“Read it all together”, I said, hoping that she would recognise the ‘ouse’ rime to predict the unknown word.
“No” was her reply, “I’m sounding the word out”.
And so it went on.
Her reading, when not “sounding out”, was delightful. Her enjoyment of the text was evident, but every so often she stumbled across a word that was unfamiliar.
“Look at the illustration” – was my offering, encouraging the use of picture cues – but no, she “had” to sound the word out.
“Let’s read the rest of the sentence and go past the word you don’t know, and then we might be able to “get” the missing word”, said I, but no she “had” to sound out the word. [NB “Reading on” is a strategy that mature readers use all the time – we rarely “sound out” a la synthetic phonics unless all else has failed.]
“Muh – ohh –uh-ssss-eh” she sounded out.
“But you already know that word. You’ve said it at least ten times already” I said. Look at the picture of the …….. “mouse!”
This little girl is a fortunate soul. She has plenty of books at home – ones with real stories, written by authors who know how to entertain children and also know the importance of having many cues for reading. She’s intellectually capable which means that she can break down words phonetically and reassemble them to give meaning, and not every child is able to do this. She has parents and grandparents and other people in her life that are determined to give her the means to enjoy reading, and I have every faith in her ability to move from the “sounding out” stage of reading pretty rapidly. I just hope to goodness she doesn’t become bored of doing this to the extent that she is turned off reading.
Reading is a gift. Phonics is an essential component of learning to read – but so too are other prompts and cues. Illustrations in children’s books are frequently delightful – and they also help to carry meaning, which is, after all, the whole point of reading. Stories can be told through illustrations alone. Memorisation plays an important role. Imagination and creativity can come alive through looking at just one picture.
As human beings, we are not clones who learn and think and feel in exactly the same way. What helps for some is a hindrance to others. So it is with learning, and with learning to read.
This particular child wants and needs to read. She wants to share her reading. She wants to take off and have fun! The predominant role of ‘synthetic’ phonics in her learning is actually hindering her. It can’t be right to tell this child to stop using a range of strategies or cuing systems and to use only one. It’s pretty clear from her obstinate refusal to heed my helpful hints that she’s been directed to “sound out” a word as her sole strategy for reading – and never to use any other strategy.
As another obstinate blonde, my Christmas present to her will be my presence, alongside others, to ensure that she does use the other cues for reading, she does allow herself to make mistakes and to use other ways of identifying meaning in a text and to ensure she does become the fluent, imaginative, creative reader and writer that I know she has the ability and the will to be.
* Whole-to-part Phonics [CLPE]
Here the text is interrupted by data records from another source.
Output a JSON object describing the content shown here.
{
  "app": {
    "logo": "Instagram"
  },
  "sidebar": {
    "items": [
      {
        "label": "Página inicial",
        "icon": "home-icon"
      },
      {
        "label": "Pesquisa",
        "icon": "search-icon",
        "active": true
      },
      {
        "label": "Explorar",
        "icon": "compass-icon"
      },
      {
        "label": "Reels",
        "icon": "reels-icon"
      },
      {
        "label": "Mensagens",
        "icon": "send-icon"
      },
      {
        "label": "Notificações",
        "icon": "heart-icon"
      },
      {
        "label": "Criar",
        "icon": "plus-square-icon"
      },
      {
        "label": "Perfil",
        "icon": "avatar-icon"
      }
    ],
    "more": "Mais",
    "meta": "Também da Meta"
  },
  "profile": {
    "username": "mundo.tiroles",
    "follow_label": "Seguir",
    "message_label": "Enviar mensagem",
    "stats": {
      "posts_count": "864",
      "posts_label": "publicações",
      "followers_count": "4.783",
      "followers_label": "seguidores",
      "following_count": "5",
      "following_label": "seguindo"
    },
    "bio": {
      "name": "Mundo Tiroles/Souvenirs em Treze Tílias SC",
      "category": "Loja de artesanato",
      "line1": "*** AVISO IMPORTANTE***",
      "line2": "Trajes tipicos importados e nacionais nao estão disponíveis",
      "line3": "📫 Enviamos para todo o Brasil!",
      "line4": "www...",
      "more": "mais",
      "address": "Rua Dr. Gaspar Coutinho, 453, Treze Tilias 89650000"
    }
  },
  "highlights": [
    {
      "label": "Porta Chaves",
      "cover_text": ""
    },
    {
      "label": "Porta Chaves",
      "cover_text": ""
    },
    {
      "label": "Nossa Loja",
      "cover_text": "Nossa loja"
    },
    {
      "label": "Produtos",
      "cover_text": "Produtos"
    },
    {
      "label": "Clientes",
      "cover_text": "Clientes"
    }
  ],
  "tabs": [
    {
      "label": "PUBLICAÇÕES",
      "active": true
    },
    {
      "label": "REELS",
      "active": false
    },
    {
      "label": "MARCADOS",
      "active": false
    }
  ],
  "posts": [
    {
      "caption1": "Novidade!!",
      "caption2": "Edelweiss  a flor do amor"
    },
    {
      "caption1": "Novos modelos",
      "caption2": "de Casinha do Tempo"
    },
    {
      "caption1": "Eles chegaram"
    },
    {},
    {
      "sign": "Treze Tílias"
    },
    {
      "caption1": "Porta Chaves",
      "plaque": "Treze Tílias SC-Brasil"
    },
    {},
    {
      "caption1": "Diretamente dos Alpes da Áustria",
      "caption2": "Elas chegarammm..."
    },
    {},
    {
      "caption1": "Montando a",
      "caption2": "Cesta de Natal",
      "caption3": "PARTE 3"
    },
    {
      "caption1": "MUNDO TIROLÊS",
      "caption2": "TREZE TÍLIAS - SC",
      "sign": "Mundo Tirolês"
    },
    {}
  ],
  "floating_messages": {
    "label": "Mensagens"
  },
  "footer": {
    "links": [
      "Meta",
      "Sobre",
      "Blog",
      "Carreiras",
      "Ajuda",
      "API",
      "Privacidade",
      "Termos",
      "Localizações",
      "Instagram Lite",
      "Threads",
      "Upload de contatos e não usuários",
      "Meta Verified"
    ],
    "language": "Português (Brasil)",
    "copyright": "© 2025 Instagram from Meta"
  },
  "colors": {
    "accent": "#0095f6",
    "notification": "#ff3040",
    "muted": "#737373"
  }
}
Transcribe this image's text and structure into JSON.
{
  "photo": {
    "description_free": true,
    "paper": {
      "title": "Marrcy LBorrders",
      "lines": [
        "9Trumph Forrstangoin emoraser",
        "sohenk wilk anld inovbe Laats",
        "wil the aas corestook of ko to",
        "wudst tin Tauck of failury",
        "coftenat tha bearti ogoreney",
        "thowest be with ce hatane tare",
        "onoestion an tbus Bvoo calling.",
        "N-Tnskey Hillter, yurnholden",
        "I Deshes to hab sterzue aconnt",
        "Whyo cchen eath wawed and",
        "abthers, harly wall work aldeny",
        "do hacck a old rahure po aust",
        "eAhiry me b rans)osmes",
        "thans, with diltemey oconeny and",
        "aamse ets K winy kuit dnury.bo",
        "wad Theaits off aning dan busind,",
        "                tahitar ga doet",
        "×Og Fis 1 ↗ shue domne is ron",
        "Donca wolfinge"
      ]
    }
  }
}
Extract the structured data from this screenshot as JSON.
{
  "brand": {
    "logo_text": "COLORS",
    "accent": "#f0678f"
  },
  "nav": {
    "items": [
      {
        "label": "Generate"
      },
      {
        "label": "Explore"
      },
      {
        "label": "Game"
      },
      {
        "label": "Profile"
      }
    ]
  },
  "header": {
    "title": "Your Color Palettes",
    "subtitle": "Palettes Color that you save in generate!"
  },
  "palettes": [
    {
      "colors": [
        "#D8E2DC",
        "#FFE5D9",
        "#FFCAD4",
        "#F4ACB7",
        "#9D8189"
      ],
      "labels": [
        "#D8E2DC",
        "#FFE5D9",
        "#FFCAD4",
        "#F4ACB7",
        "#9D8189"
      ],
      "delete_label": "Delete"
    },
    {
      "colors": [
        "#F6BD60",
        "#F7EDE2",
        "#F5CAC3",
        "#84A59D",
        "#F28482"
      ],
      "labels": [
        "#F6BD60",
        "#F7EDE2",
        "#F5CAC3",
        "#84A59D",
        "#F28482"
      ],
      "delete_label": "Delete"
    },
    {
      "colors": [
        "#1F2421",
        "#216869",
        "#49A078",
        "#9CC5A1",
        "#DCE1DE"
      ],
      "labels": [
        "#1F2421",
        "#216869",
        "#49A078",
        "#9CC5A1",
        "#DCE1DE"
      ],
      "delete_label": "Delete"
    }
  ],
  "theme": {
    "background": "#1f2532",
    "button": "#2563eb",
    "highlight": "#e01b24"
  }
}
“Interesting recent work on the importance of phonological awareness in learning to read, the role of analogy in that learning, the value of onset-rime approaches in considering how children analyse written words and the place of learning to write and spell in learning to read.”